In this house, two weeks ago, there were the living. There was mail read here, once. Laundry, folded. Sink stains. There were signs of a place being lived in, inhabited with people planning the next day, commenting on the dark night in a new moon, lazily delaying snow shoveling.
I saw the people who lived inside this house, outside of this house. I saw these people park. I saw these people strum guitars in their head, I saw them scratch their legs, I saw them smell the flood water on their street, moving up their driveway.
I see them in their house, now, doing all of those things that the living do.
I can see these things because, now, they don’t live. And my reflection enlightens me. Or my imagination, at least.
Two weeks ago, the son, living here with his reliant, elderly mother, killed both her and himself with too many pills. There was a suicide note, but I don’t know why, why he did it. These people were my parents’ neighbors, my neighbors, sporadically, over the years. When they were found by the other son, police arrived and strung tape across tree trunks. News crews soon came. Neighbors gathered and folded their arms, shook their heads and wondered why to each other.

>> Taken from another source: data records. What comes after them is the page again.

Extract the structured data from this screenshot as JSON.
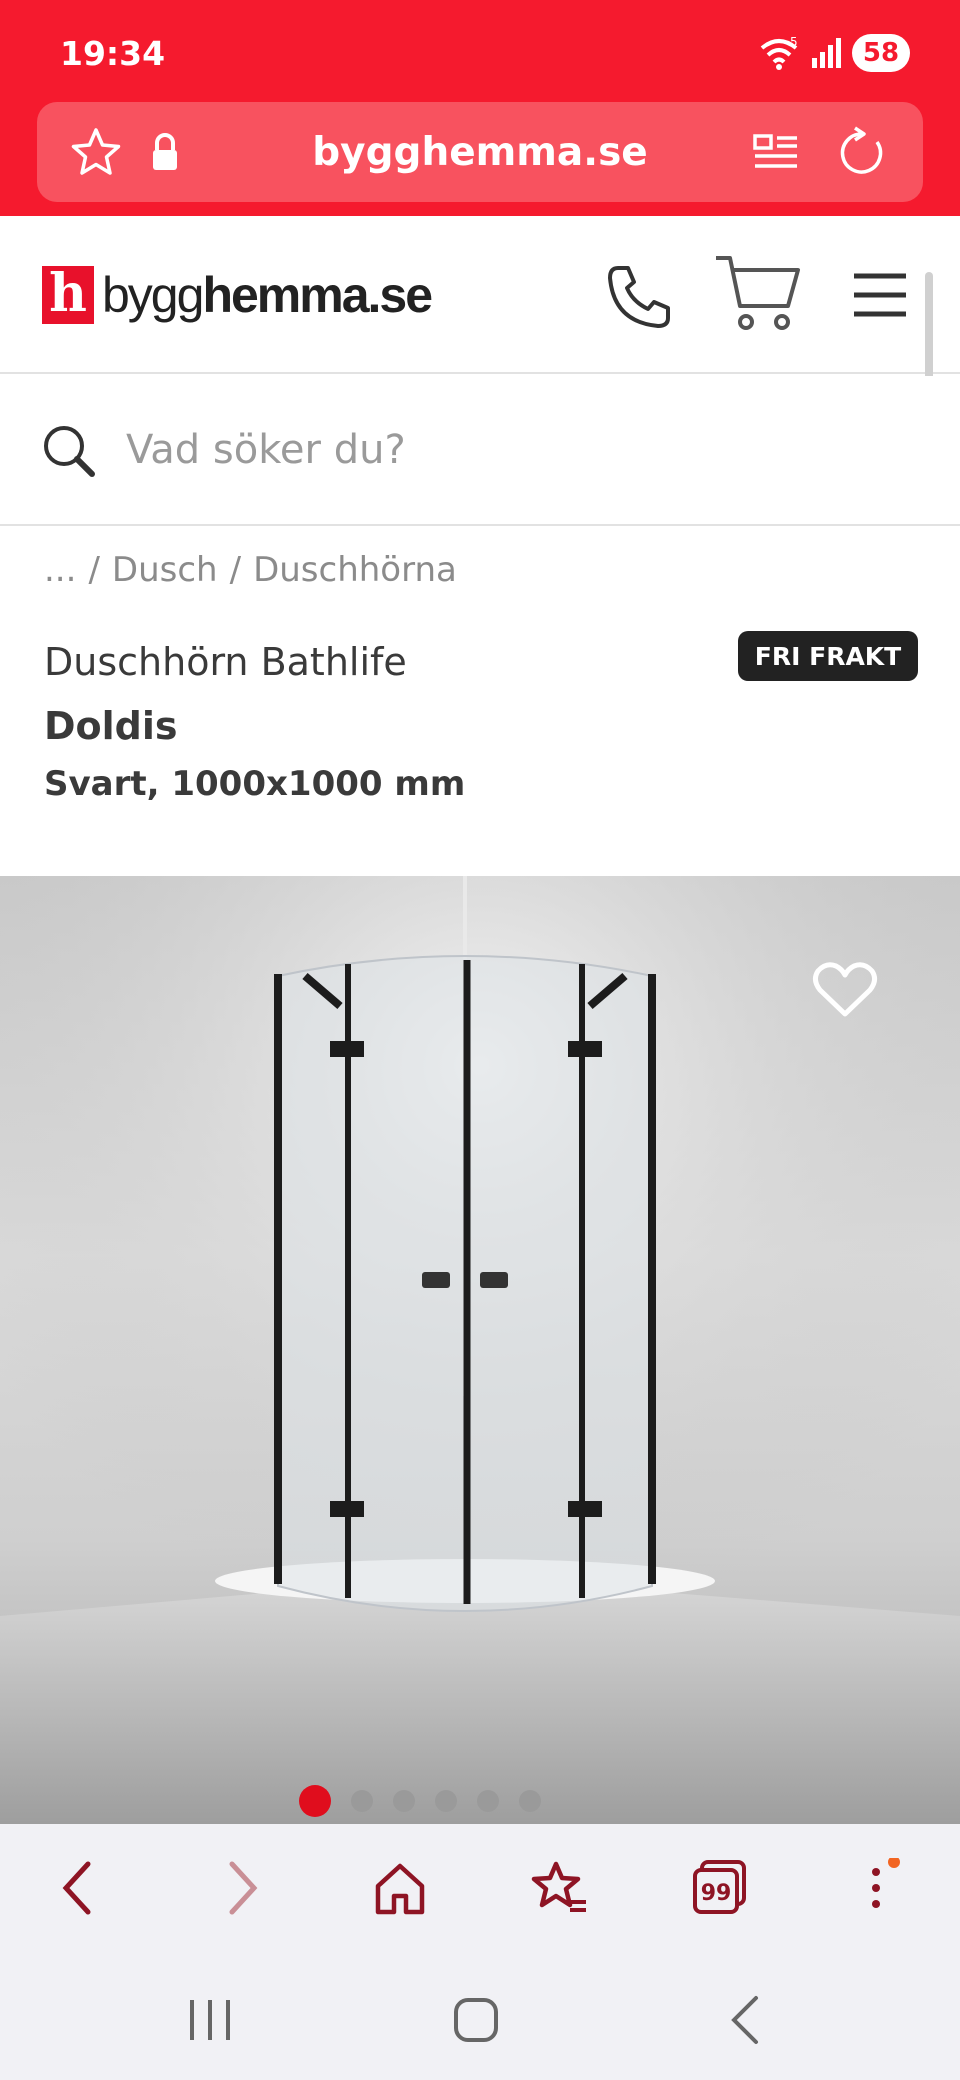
{
  "status": {
    "time": "19:34",
    "battery": "58",
    "wifi_label": "5"
  },
  "browser": {
    "url": "bygghemma.se"
  },
  "site": {
    "logo_mark": "h",
    "logo_prefix": "bygg",
    "logo_suffix": "hemma.se"
  },
  "search": {
    "placeholder": "Vad söker du?",
    "value": ""
  },
  "breadcrumb": [
    "...",
    "/",
    "Dusch",
    "/",
    "Duschhörna"
  ],
  "product": {
    "brand_line": "Duschhörn Bathlife",
    "name": "Doldis",
    "variant": "Svart, 1000x1000 mm",
    "badge": "FRI FRAKT",
    "gallery_current": 1,
    "gallery_total": 6
  },
  "bottom_toolbar": {
    "tabs_count": "99"
  },
  "colors": {
    "brand_red": "#f51a2e",
    "badge_bg": "#222222",
    "dark_red_icon": "#8e1424"
  }
}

And then it was all over. Television antennas lowered, neighbors returned home. Life went back to normal all around this death. It’s strange, now, to see the house ready to move on. Someone attached wreaths to the garage lights. There’s a ‘For Sale’ sign in the front yard. And others walk by or drive past, not thinking of what happened there, maybe ignorant or less interested in the before, while everything sits quiet and uniquely bland in the after.